by Frank Cioffi, President of the Greater Burlington Industrial Corporation, Betsy Bishop, President of the Vermont Chamber of Commerce, and Catherine Davis, President of the Lake Champlain Chamber
GlobalFoundries is a critical partner in meeting our goals to combat climate change. Their semiconductors drive innovation in mobile technology, electric vehicles, renewable energy, smart household appliances, healthcare, and national security. The mobile phone you use every day likely relies on a chip from GlobalFoundries’ facility in Essex Junction. We have all read about the global supply shortage and rising demand for these chips. GlobalFoundries is ramping up production to meet these challenges, but since taking over the semiconductor plant from IBM in 2014, they have also been an early leader in meeting Vermont’s goals to reduce greenhouse gas emissions.
Vermonters from all walks of life know that climate change is an unprecedented global crisis, including our anchor employers like GlobalFoundries, and have urged lawmakers to compel us to be part of the solution – to reduce our reliance on carbon-based energy technologies and reduce greenhouse gas emissions.
For an energy intensive company like GlobalFoundries this is daunting but also imperative. And they are not shying away from their responsibility. The plant here in Vermont has been doing its part for decades - long before our renewable energy goals were established in 2015, and before the passage of the Global Warming Solutions Act in 2020. In fact, the GlobalFoundries plant in Essex has reduced greenhouse gas emissions by 24% from 2005 to 2020 while increasing manufacturing output by 19.5%.
For a company like GlobalFoundries, energy reliability, resilience, and cost are essential parts of business management. The Essex campus uses more power than the City of Burlington, and energy costs are 50 percent of its total operating costs.
For the GlobalFoundries plant in Vermont to remain viable and ultimately grow in the expanding and competitive semiconductor market, innovation in how it sources its energy and how much it pays is critical. This is an opportunity, not an obstacle, for Vermont in our collective efforts to reach our greenhouse gas emissions goals.

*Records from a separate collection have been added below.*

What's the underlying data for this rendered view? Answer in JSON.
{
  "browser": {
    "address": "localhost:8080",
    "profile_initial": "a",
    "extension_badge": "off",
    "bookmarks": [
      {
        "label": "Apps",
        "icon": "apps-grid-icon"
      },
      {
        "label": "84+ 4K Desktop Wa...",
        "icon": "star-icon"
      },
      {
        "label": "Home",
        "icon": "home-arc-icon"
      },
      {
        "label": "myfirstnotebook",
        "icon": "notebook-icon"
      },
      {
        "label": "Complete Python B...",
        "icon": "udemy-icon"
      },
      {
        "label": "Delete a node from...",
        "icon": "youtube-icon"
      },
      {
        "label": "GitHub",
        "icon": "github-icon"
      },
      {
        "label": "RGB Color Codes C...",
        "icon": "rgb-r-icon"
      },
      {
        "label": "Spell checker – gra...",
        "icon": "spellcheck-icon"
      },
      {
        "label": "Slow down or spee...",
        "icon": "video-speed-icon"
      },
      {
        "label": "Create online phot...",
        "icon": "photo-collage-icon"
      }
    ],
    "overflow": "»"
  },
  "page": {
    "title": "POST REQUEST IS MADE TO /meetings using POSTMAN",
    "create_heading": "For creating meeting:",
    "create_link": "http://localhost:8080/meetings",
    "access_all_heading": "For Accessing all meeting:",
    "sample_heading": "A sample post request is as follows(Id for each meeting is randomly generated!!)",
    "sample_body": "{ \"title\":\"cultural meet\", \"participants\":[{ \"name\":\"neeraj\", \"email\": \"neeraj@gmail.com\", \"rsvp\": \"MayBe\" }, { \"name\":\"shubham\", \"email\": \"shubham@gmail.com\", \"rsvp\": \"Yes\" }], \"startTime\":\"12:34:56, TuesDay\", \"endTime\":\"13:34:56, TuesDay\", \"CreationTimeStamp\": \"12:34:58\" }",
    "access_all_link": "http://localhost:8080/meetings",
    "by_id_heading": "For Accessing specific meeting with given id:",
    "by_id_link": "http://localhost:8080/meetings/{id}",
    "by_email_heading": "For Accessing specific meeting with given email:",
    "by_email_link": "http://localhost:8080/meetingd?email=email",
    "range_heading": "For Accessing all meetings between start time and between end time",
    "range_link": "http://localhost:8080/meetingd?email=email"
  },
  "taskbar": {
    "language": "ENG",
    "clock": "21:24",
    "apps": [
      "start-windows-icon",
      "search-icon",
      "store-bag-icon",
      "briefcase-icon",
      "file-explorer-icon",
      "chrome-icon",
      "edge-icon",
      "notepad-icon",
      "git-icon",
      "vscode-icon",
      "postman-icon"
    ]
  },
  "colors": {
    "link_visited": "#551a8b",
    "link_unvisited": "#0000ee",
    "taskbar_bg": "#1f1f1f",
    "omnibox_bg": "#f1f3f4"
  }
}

GlobalFoundries has recently proposed to the Public Utility Commission the concept of becoming its own self-managed electric utility. From a regulatory standpoint, this would allow GlobalFoundries to procure its own power from the regional energy market including local renewable energy projects. Again, energy cost savings is crucial for their business growth – but it is shortsighted and incorrect to think the strategies the company will use to achieve savings conflict with Vermont’s climate change mitigation efforts. They do not.
As a self-managed utility, GlobalFoundries will not increase its greenhouse gas emissions. It will purchase its energy from renewable or carbon free suppliers, including renewable energy suppliers here in Vermont if it is competitively priced. It also plans to pursue the development of on-site energy projects such as commercial scale solar, battery storage, and hydrogen storage.
The greatest strides that GlobalFoundries can make in greenhouse gas reductions is to address those from their manufacturing processes which account for about 80 percent of their total emissions compared to 8 percent for electricity. The self-managed utility will have greater flexibility and resources to address the more significant sources of emissions in the manufacturing process and make the most meaningful progress for Vermont.
While many Vermonters are focused on our efforts to address climate change, we should not forget GlobalFoundries’ significant positive impact on the community and our state. Their wages alone are almost $200 million, some of the highest in Vermont. Adding in state income taxes, local property taxes, employment of Vermont vendors for goods and services, an employment multiplier effect of over 5,000 additional jobs, and 40% of all Vermont exports, their impact on the Vermont economy is tremendous. They are our largest private employer, and they want to grow responsibly. They have established partnerships with the University of Vermont, Vermont Technical College, and our other colleges and universities to create talent pipelines so that the next generation of Vermonters have incredible employment prospects.
As economic development proponents from groups who work daily with leading employers in our region and state, we enthusiastically support GlobalFoundries application before the Public Utility Commission to become a self-managed utility. This support is grounded in the fact that we see GlobalFoundries’ application for what it is, the opportunity to both support a key employer that is critical to Vermont in helping us meet and exceed greenhouse gas emission reductions and because they are a leader and willing to move faster than what has been prescribed at the state level.
Frank Cioffi is President of the Greater Burlington Industrial Corporation.